§ PROVIDED MATERIAL:
○ ○ ○ ○ ○ ○ ○

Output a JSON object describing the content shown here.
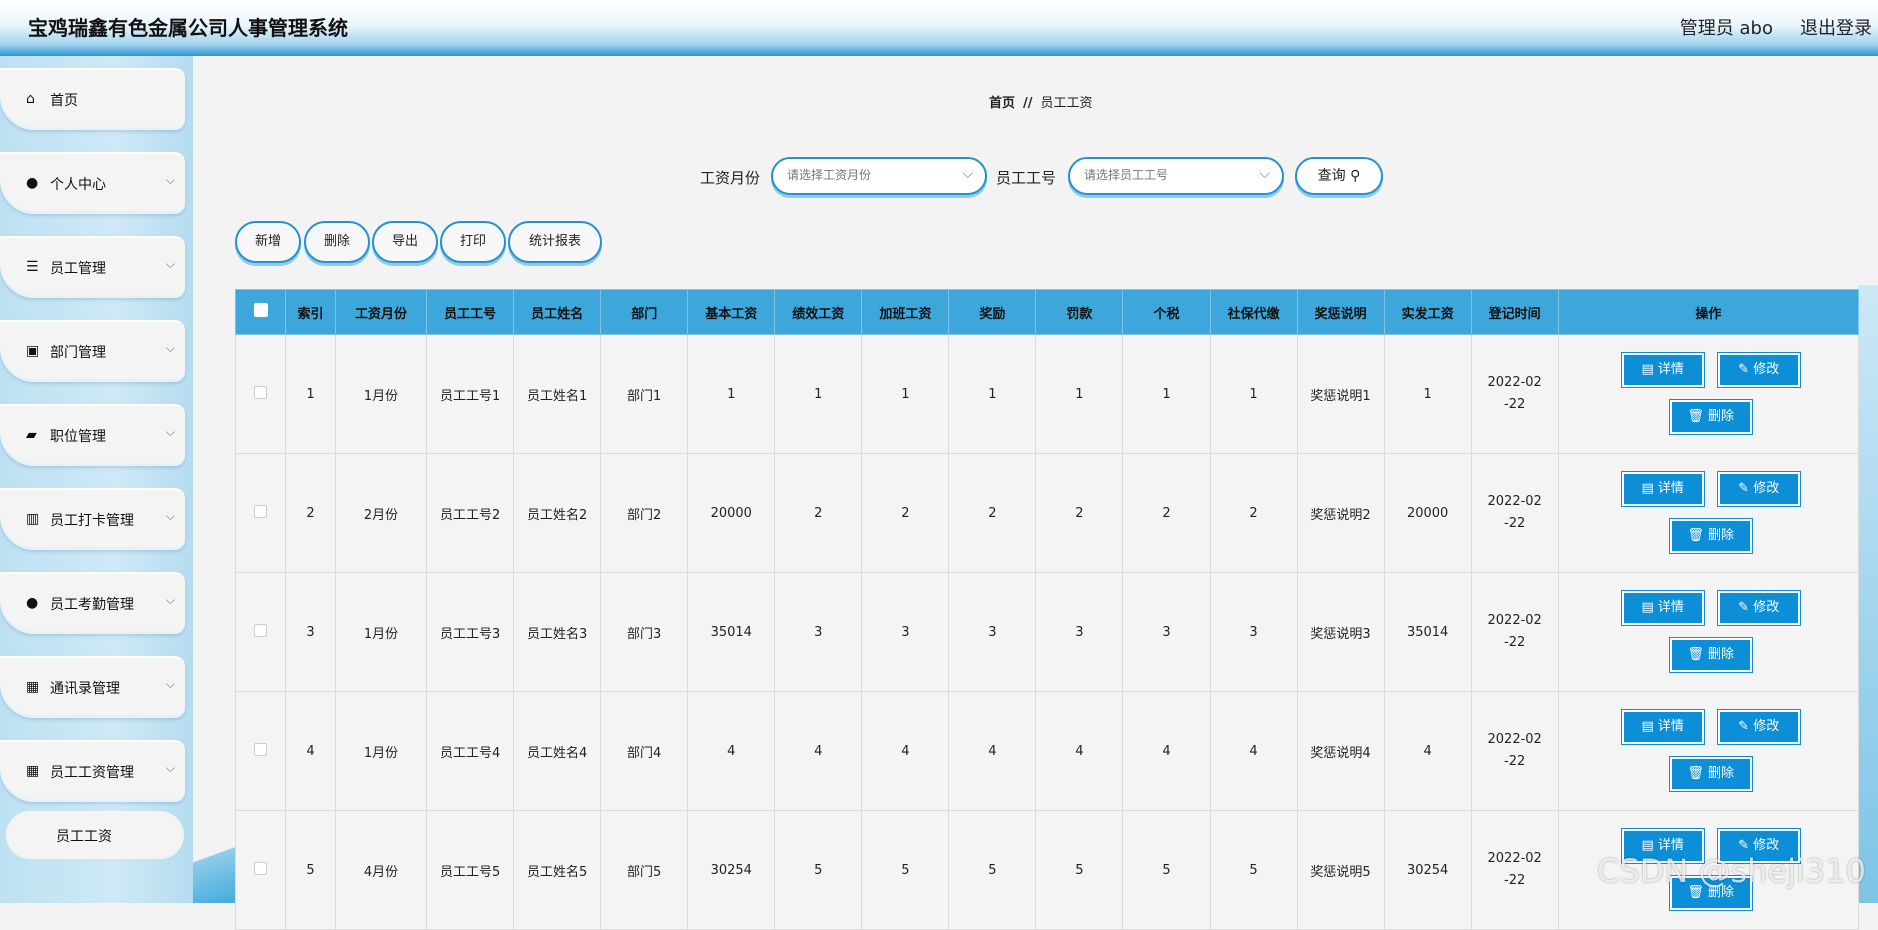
{
  "header": {
    "title": "宝鸡瑞鑫有色金属公司人事管理系统",
    "admin": "管理员 abo",
    "logout": "退出登录"
  },
  "sidebar": {
    "items": [
      {
        "label": "首页",
        "icon": "home-icon",
        "glyph": "⌂",
        "expandable": false
      },
      {
        "label": "个人中心",
        "icon": "user-icon",
        "glyph": "●",
        "expandable": true
      },
      {
        "label": "员工管理",
        "icon": "list-icon",
        "glyph": "☰",
        "expandable": true
      },
      {
        "label": "部门管理",
        "icon": "clipboard-icon",
        "glyph": "▣",
        "expandable": true
      },
      {
        "label": "职位管理",
        "icon": "ticket-icon",
        "glyph": "▰",
        "expandable": true
      },
      {
        "label": "员工打卡管理",
        "icon": "bar-chart-icon",
        "glyph": "▥",
        "expandable": true
      },
      {
        "label": "员工考勤管理",
        "icon": "user-icon",
        "glyph": "●",
        "expandable": true
      },
      {
        "label": "通讯录管理",
        "icon": "grid-icon",
        "glyph": "▦",
        "expandable": true
      },
      {
        "label": "员工工资管理",
        "icon": "grid-icon",
        "glyph": "▦",
        "expandable": true
      }
    ],
    "sub_item": "员工工资",
    "chevron": "⌵"
  },
  "breadcrumb": {
    "home": "首页",
    "sep": "//",
    "current": "员工工资"
  },
  "search": {
    "month_label": "工资月份",
    "month_placeholder": "请选择工资月份",
    "empno_label": "员工工号",
    "empno_placeholder": "请选择员工工号",
    "query_button": "查询 ⚲"
  },
  "toolbar": {
    "add": "新增",
    "delete": "删除",
    "export": "导出",
    "print": "打印",
    "report": "统计报表"
  },
  "table": {
    "headers": [
      "索引",
      "工资月份",
      "员工工号",
      "员工姓名",
      "部门",
      "基本工资",
      "绩效工资",
      "加班工资",
      "奖励",
      "罚款",
      "个税",
      "社保代缴",
      "奖惩说明",
      "实发工资",
      "登记时间",
      "操作"
    ],
    "rows": [
      [
        "1",
        "1月份",
        "员工工号1",
        "员工姓名1",
        "部门1",
        "1",
        "1",
        "1",
        "1",
        "1",
        "1",
        "1",
        "奖惩说明1",
        "1",
        "2022-02-22"
      ],
      [
        "2",
        "2月份",
        "员工工号2",
        "员工姓名2",
        "部门2",
        "20000",
        "2",
        "2",
        "2",
        "2",
        "2",
        "2",
        "奖惩说明2",
        "20000",
        "2022-02-22"
      ],
      [
        "3",
        "1月份",
        "员工工号3",
        "员工姓名3",
        "部门3",
        "35014",
        "3",
        "3",
        "3",
        "3",
        "3",
        "3",
        "奖惩说明3",
        "35014",
        "2022-02-22"
      ],
      [
        "4",
        "1月份",
        "员工工号4",
        "员工姓名4",
        "部门4",
        "4",
        "4",
        "4",
        "4",
        "4",
        "4",
        "4",
        "奖惩说明4",
        "4",
        "2022-02-22"
      ],
      [
        "5",
        "4月份",
        "员工工号5",
        "员工姓名5",
        "部门5",
        "30254",
        "5",
        "5",
        "5",
        "5",
        "5",
        "5",
        "奖惩说明5",
        "30254",
        "2022-02-22"
      ]
    ],
    "ops": {
      "detail": "▤ 详情",
      "edit": "✎ 修改",
      "delete": "🗑 删除"
    }
  },
  "watermark": "CSDN @sheji310"
}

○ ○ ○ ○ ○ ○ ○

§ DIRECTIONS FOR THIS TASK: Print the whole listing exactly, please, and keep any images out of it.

§ RESULT OF THE EXERCISE:
Output a JSON object describing the content shown here.
{
  "header": {
    "title": "宝鸡瑞鑫有色金属公司人事管理系统",
    "admin": "管理员 abo",
    "logout": "退出登录"
  },
  "sidebar": {
    "items": [
      {
        "label": "首页",
        "icon": "home-icon",
        "glyph": "⌂",
        "expandable": false
      },
      {
        "label": "个人中心",
        "icon": "user-icon",
        "glyph": "●",
        "expandable": true
      },
      {
        "label": "员工管理",
        "icon": "list-icon",
        "glyph": "☰",
        "expandable": true
      },
      {
        "label": "部门管理",
        "icon": "clipboard-icon",
        "glyph": "▣",
        "expandable": true
      },
      {
        "label": "职位管理",
        "icon": "ticket-icon",
        "glyph": "▰",
        "expandable": true
      },
      {
        "label": "员工打卡管理",
        "icon": "bar-chart-icon",
        "glyph": "▥",
        "expandable": true
      },
      {
        "label": "员工考勤管理",
        "icon": "user-icon",
        "glyph": "●",
        "expandable": true
      },
      {
        "label": "通讯录管理",
        "icon": "grid-icon",
        "glyph": "▦",
        "expandable": true
      },
      {
        "label": "员工工资管理",
        "icon": "grid-icon",
        "glyph": "▦",
        "expandable": true
      }
    ],
    "sub_item": "员工工资",
    "chevron": "⌵"
  },
  "breadcrumb": {
    "home": "首页",
    "sep": "//",
    "current": "员工工资"
  },
  "search": {
    "month_label": "工资月份",
    "month_placeholder": "请选择工资月份",
    "empno_label": "员工工号",
    "empno_placeholder": "请选择员工工号",
    "query_button": "查询 ⚲"
  },
  "toolbar": {
    "add": "新增",
    "delete": "删除",
    "export": "导出",
    "print": "打印",
    "report": "统计报表"
  },
  "table": {
    "headers": [
      "索引",
      "工资月份",
      "员工工号",
      "员工姓名",
      "部门",
      "基本工资",
      "绩效工资",
      "加班工资",
      "奖励",
      "罚款",
      "个税",
      "社保代缴",
      "奖惩说明",
      "实发工资",
      "登记时间",
      "操作"
    ],
    "rows": [
      [
        "1",
        "1月份",
        "员工工号1",
        "员工姓名1",
        "部门1",
        "1",
        "1",
        "1",
        "1",
        "1",
        "1",
        "1",
        "奖惩说明1",
        "1",
        "2022-02-22"
      ],
      [
        "2",
        "2月份",
        "员工工号2",
        "员工姓名2",
        "部门2",
        "20000",
        "2",
        "2",
        "2",
        "2",
        "2",
        "2",
        "奖惩说明2",
        "20000",
        "2022-02-22"
      ],
      [
        "3",
        "1月份",
        "员工工号3",
        "员工姓名3",
        "部门3",
        "35014",
        "3",
        "3",
        "3",
        "3",
        "3",
        "3",
        "奖惩说明3",
        "35014",
        "2022-02-22"
      ],
      [
        "4",
        "1月份",
        "员工工号4",
        "员工姓名4",
        "部门4",
        "4",
        "4",
        "4",
        "4",
        "4",
        "4",
        "4",
        "奖惩说明4",
        "4",
        "2022-02-22"
      ],
      [
        "5",
        "4月份",
        "员工工号5",
        "员工姓名5",
        "部门5",
        "30254",
        "5",
        "5",
        "5",
        "5",
        "5",
        "5",
        "奖惩说明5",
        "30254",
        "2022-02-22"
      ]
    ],
    "ops": {
      "detail": "▤ 详情",
      "edit": "✎ 修改",
      "delete": "🗑 删除"
    }
  },
  "watermark": "CSDN @sheji310"
}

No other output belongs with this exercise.